● **About this task**
Return the lines below that carry the word "Canvas".

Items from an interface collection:
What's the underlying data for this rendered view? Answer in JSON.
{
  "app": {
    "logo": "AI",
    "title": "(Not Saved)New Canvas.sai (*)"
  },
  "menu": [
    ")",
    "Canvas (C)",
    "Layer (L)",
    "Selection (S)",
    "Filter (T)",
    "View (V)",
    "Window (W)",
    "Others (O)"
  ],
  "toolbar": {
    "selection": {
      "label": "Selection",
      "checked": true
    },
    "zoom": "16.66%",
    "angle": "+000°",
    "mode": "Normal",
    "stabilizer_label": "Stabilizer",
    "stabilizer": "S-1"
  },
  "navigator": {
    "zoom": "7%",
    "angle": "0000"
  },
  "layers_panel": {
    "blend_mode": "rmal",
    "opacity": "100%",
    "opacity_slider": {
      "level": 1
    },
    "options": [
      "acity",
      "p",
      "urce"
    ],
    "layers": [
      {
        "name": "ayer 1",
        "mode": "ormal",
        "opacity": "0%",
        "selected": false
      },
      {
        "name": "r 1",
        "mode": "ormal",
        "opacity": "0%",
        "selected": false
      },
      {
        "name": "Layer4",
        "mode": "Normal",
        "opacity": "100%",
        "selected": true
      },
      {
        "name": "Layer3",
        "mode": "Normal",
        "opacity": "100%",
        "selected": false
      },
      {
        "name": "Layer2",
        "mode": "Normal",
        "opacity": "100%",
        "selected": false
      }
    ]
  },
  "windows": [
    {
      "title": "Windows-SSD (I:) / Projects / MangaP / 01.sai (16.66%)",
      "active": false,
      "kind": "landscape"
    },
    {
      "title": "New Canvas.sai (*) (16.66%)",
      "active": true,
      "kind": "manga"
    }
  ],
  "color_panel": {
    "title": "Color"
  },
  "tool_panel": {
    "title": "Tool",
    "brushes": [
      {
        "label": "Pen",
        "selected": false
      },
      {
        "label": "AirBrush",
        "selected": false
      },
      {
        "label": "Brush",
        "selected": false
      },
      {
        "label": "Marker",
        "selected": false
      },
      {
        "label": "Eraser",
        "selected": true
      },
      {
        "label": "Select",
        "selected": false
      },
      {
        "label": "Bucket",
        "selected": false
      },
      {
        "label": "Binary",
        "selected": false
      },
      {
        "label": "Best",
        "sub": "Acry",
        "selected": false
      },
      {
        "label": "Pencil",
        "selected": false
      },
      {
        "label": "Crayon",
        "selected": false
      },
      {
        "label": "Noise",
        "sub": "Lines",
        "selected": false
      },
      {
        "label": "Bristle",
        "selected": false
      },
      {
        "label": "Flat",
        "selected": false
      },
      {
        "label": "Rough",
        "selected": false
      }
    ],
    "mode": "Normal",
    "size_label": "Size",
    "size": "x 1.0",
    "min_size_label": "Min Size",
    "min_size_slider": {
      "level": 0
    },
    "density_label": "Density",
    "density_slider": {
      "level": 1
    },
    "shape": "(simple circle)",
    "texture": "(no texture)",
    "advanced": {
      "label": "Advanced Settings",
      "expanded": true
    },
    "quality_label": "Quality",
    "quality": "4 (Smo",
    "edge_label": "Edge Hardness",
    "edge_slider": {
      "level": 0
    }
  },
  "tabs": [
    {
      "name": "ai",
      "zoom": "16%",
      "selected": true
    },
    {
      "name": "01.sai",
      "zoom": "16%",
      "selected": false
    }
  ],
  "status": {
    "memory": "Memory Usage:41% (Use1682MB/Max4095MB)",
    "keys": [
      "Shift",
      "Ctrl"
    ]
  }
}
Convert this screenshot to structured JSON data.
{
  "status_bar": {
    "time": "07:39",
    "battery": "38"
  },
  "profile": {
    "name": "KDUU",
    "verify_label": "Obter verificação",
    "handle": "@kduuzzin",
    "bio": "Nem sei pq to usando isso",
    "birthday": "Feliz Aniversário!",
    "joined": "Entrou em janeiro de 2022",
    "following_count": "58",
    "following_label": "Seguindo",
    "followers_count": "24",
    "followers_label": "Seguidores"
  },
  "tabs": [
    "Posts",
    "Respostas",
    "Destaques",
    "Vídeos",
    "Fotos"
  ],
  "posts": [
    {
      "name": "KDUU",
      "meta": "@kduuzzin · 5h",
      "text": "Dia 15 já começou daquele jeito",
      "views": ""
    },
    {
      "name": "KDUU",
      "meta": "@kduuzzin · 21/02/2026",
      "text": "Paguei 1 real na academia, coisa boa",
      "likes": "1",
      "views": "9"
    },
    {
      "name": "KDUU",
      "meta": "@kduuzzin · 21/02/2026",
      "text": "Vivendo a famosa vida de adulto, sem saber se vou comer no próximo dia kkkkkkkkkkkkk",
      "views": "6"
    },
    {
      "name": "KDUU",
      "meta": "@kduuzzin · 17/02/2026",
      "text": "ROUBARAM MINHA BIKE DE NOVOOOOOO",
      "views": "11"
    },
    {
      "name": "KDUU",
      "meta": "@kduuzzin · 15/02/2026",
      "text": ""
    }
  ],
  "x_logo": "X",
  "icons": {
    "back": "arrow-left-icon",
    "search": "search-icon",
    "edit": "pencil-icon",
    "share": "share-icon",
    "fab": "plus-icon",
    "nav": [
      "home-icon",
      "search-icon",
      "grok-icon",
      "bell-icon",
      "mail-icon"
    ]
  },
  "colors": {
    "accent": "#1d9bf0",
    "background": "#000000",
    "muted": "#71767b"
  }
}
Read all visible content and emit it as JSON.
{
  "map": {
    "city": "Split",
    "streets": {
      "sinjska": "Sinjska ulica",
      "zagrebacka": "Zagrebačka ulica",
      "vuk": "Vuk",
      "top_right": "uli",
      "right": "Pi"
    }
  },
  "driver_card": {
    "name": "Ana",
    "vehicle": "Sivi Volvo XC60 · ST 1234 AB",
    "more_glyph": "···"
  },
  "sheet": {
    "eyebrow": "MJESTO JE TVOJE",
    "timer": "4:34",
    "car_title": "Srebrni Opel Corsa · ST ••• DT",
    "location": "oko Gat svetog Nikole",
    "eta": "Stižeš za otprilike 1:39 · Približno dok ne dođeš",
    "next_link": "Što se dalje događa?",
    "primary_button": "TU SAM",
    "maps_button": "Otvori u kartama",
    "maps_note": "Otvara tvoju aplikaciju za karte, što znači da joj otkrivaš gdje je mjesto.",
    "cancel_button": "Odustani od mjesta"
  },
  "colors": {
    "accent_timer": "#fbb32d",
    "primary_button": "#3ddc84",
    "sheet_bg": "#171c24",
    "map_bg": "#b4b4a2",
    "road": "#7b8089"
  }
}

● **Answer to this problem**
    "title": "(Not Saved)New Canvas.sai (*)"
    "Canvas (C)",
      "title": "New Canvas.sai (*) (16.66%)",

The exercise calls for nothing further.